Placing time limits on opioid prescriptions may reduce the risk of misuse, a new study suggests.
A research team from the University of Michigan found 1% of opioid prescriptions from U.S. dentists and surgeons were filled more than 30 days after they were issued in 2019, HealthDay reports. The prescriptions were written for short-term pain, which should have subsided in less than 30 days, the researchers said.
They calculated that 1% of all surgical and opioid prescriptions in the U.S. would add up to more than 260,000 opioid prescriptions annually that are filled more than a month after being written.
“Our findings suggest that some patients use opioids from surgeons and dentists for a reason or during a time frame other than intended by the prescriber,” lead study author Dr. Kao-Ping Chua said in a news release. “These are both forms of prescription opioid misuse, which in turn is a strong risk factor for opioid overdose.”
In 2019, 18 states allowed prescriptions for opioids and other controlled substances to be filled up to 6 months after writing. An additional 8 states permitted these medications to be dispensed up to a year after the prescription was written.

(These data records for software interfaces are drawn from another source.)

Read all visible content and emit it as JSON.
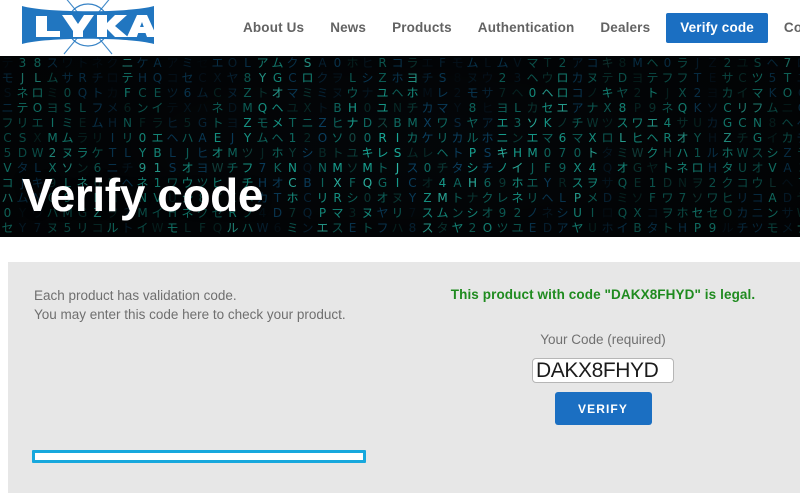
{
  "site": {
    "logo_text": "LYKA",
    "logo_color": "#2176c0"
  },
  "nav": {
    "items": [
      {
        "label": "About Us",
        "active": false
      },
      {
        "label": "News",
        "active": false
      },
      {
        "label": "Products",
        "active": false
      },
      {
        "label": "Authentication",
        "active": false
      },
      {
        "label": "Dealers",
        "active": false
      },
      {
        "label": "Verify code",
        "active": true
      },
      {
        "label": "Contact",
        "active": false
      }
    ],
    "active_bg": "#1b6fc2",
    "inactive_color": "#636363"
  },
  "hero": {
    "title": "Verify code",
    "background_style": "matrix-code-rain",
    "background_base_color": "#04070a",
    "glyph_colors": [
      "#1fd6c0",
      "#15a89a",
      "#1070a8",
      "#0d4f7a",
      "#0a3252",
      "#38e8d2"
    ],
    "glyphs": "ABCDEFGHIJKLMNOPQRSTUVWXYZ0123456789アイウエオカキクケコサシスセソタチツテトナニヌネノハヒフヘホマミムメモヤユヨラリルレロワヲン"
  },
  "main": {
    "background": "#e7e7e7",
    "intro_line1": "Each product has validation code.",
    "intro_line2": "You may enter this code here to check your product.",
    "intro_color": "#6f6f6f",
    "result_message": "This product with code \"DAKX8FHYD\" is legal.",
    "result_color": "#1f8b1f",
    "field_label": "Your Code (required)",
    "code_value": "DAKX8FHYD",
    "code_placeholder": "",
    "verify_button": "VERIFY",
    "progress_percent": 0,
    "progress_color": "#17a8dd"
  }
}
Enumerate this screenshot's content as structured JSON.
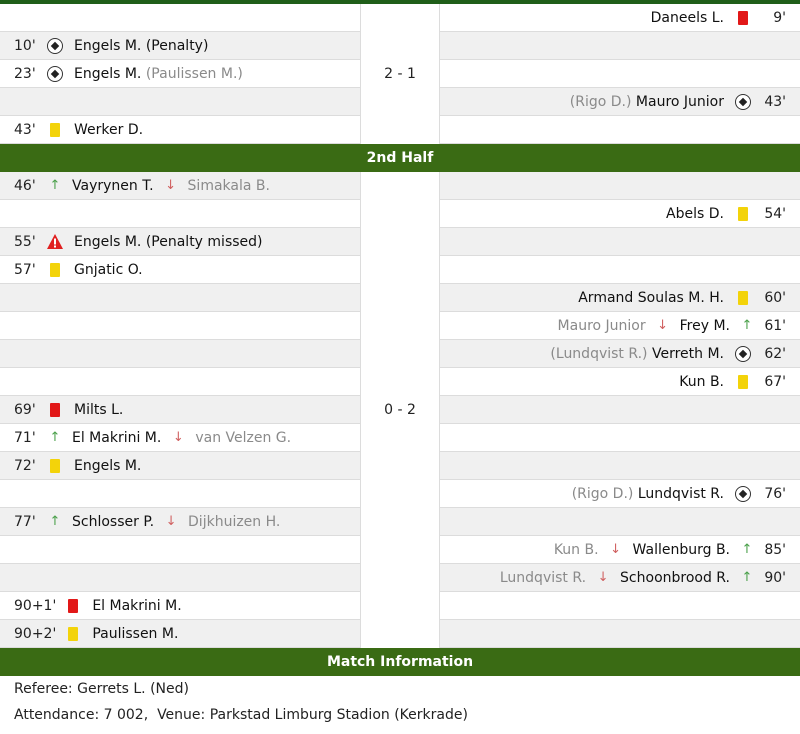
{
  "colors": {
    "header_bar": "#3a6b14",
    "yellow_card": "#f3d30a",
    "red_card": "#e21818",
    "sub_in": "#4aa04a",
    "sub_out": "#d06060"
  },
  "first_half": {
    "score": "2 - 1",
    "rows": [
      {
        "side": "away",
        "minute": "9'",
        "type": "red",
        "player": "Daneels L."
      },
      {
        "side": "home",
        "minute": "10'",
        "type": "goal",
        "player": "Engels M. (Penalty)"
      },
      {
        "side": "home",
        "minute": "23'",
        "type": "goal",
        "player": "Engels M.",
        "assist": "(Paulissen M.)"
      },
      {
        "side": "away",
        "minute": "43'",
        "type": "goal",
        "player": "Mauro Junior",
        "assist": "(Rigo D.)"
      },
      {
        "side": "home",
        "minute": "43'",
        "type": "yellow",
        "player": "Werker D."
      }
    ]
  },
  "second_half": {
    "title": "2nd Half",
    "score": "0 - 2",
    "rows": [
      {
        "side": "home",
        "minute": "46'",
        "type": "sub",
        "in": "Vayrynen T.",
        "out": "Simakala B."
      },
      {
        "side": "away",
        "minute": "54'",
        "type": "yellow",
        "player": "Abels D."
      },
      {
        "side": "home",
        "minute": "55'",
        "type": "missed",
        "player": "Engels M. (Penalty missed)"
      },
      {
        "side": "home",
        "minute": "57'",
        "type": "yellow",
        "player": "Gnjatic O."
      },
      {
        "side": "away",
        "minute": "60'",
        "type": "yellow",
        "player": "Armand Soulas M. H."
      },
      {
        "side": "away",
        "minute": "61'",
        "type": "sub",
        "in": "Frey M.",
        "out": "Mauro Junior"
      },
      {
        "side": "away",
        "minute": "62'",
        "type": "goal",
        "player": "Verreth M.",
        "assist": "(Lundqvist R.)"
      },
      {
        "side": "away",
        "minute": "67'",
        "type": "yellow",
        "player": "Kun B."
      },
      {
        "side": "home",
        "minute": "69'",
        "type": "red",
        "player": "Milts L."
      },
      {
        "side": "home",
        "minute": "71'",
        "type": "sub",
        "in": "El Makrini M.",
        "out": "van Velzen G."
      },
      {
        "side": "home",
        "minute": "72'",
        "type": "yellow",
        "player": "Engels M."
      },
      {
        "side": "away",
        "minute": "76'",
        "type": "goal",
        "player": "Lundqvist R.",
        "assist": "(Rigo D.)"
      },
      {
        "side": "home",
        "minute": "77'",
        "type": "sub",
        "in": "Schlosser P.",
        "out": "Dijkhuizen H."
      },
      {
        "side": "away",
        "minute": "85'",
        "type": "sub",
        "in": "Wallenburg B.",
        "out": "Kun B."
      },
      {
        "side": "away",
        "minute": "90'",
        "type": "sub",
        "in": "Schoonbrood R.",
        "out": "Lundqvist R."
      },
      {
        "side": "home",
        "minute": "90+1'",
        "type": "red",
        "player": "El Makrini M."
      },
      {
        "side": "home",
        "minute": "90+2'",
        "type": "yellow",
        "player": "Paulissen M."
      }
    ]
  },
  "match_info": {
    "title": "Match Information",
    "referee_label": "Referee:",
    "referee": "Gerrets L. (Ned)",
    "attendance_label": "Attendance:",
    "attendance": "7 002,",
    "venue_label": "Venue:",
    "venue": "Parkstad Limburg Stadion (Kerkrade)"
  }
}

Chua suggested that stricter state laws could help prevent or reduce prescription opioid misuse associated with delaying filling of prescriptions.